++++ Materials provided ++++
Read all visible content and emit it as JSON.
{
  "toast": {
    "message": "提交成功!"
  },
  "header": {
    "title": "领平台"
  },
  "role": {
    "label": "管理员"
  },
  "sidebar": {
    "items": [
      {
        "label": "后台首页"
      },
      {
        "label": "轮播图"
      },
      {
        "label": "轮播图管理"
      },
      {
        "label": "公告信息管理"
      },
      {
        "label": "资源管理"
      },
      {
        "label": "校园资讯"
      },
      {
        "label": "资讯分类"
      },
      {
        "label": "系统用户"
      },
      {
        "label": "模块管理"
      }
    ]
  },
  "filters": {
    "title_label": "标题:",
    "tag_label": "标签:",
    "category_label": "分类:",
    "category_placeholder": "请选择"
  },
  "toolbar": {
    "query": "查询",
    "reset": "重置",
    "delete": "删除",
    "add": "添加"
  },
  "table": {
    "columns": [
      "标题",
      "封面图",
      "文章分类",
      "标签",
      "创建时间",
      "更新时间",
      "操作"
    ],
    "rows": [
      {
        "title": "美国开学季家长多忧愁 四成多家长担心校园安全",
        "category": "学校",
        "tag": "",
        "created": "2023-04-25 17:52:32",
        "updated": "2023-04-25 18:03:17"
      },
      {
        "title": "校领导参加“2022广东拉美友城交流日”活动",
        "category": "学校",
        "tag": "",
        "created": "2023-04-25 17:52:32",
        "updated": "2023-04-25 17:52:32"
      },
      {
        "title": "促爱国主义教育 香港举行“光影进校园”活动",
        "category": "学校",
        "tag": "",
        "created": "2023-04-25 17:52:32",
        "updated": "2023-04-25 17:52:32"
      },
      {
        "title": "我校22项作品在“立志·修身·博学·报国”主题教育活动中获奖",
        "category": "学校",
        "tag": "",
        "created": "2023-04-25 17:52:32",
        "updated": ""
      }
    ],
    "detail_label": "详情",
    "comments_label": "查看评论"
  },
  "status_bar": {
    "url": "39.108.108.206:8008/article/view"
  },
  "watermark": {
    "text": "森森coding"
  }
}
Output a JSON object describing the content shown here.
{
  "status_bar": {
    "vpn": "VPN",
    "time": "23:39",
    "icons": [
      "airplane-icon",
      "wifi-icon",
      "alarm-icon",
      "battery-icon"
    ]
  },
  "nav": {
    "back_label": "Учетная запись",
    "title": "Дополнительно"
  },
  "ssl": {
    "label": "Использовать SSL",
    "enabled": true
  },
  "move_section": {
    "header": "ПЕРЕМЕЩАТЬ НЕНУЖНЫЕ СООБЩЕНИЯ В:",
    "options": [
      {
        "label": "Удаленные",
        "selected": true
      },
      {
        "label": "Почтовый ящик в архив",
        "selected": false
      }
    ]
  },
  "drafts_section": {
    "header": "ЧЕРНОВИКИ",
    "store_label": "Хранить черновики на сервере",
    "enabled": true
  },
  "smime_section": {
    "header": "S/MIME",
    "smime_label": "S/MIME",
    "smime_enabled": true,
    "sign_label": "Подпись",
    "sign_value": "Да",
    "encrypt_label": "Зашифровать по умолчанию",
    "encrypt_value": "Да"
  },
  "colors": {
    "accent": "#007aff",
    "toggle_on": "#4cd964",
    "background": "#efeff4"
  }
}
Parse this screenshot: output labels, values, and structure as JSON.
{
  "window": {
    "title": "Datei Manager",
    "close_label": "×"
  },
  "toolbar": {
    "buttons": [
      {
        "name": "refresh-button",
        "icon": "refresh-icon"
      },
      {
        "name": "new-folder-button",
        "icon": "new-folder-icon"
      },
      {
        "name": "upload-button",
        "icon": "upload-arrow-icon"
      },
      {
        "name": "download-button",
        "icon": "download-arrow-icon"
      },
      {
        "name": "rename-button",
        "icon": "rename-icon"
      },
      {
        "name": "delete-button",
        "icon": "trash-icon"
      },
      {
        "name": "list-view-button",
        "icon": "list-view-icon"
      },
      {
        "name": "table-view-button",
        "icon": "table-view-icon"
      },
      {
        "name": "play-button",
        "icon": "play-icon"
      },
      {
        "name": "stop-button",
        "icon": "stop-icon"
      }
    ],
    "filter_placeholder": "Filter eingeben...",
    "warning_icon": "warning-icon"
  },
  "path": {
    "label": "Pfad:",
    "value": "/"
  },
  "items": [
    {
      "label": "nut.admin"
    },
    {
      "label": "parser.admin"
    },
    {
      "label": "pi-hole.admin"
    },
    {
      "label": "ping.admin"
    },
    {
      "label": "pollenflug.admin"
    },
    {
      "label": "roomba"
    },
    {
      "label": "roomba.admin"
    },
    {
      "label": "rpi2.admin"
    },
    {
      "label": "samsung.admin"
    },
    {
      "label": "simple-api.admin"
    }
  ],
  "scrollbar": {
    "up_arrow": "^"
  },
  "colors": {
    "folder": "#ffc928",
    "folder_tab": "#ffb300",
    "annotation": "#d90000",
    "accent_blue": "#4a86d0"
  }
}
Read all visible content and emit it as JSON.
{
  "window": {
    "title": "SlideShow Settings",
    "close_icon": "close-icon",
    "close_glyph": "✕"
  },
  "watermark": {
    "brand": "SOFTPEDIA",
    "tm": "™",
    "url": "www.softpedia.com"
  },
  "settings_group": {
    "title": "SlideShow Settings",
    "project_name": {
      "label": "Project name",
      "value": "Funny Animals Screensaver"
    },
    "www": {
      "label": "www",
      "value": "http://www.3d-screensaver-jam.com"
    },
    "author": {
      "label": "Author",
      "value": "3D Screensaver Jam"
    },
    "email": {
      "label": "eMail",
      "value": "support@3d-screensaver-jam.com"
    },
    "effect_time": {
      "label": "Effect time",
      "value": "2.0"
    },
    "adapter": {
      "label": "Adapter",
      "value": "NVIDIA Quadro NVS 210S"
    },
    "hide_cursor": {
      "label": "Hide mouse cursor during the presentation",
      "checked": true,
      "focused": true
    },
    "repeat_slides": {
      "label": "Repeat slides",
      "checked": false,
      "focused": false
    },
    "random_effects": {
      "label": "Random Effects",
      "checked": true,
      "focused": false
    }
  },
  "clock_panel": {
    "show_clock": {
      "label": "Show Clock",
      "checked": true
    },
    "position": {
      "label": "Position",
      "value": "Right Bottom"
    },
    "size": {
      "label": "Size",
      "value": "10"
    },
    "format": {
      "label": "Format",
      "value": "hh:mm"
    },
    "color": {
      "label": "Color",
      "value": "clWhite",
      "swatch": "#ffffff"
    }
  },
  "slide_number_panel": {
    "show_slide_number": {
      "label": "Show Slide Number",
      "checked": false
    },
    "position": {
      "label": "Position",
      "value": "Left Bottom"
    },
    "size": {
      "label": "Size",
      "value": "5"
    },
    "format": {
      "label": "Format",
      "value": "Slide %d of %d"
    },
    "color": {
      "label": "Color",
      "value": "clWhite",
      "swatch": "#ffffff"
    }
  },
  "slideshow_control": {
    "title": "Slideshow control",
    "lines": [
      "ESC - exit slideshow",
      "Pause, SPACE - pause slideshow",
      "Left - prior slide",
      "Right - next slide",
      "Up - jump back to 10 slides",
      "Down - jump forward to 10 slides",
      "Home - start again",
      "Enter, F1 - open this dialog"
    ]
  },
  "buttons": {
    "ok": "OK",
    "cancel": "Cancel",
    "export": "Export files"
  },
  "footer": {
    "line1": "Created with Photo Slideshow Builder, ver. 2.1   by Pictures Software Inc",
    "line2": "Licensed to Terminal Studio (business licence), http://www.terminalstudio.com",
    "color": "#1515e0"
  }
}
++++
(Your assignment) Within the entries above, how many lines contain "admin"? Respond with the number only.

(Response below) 9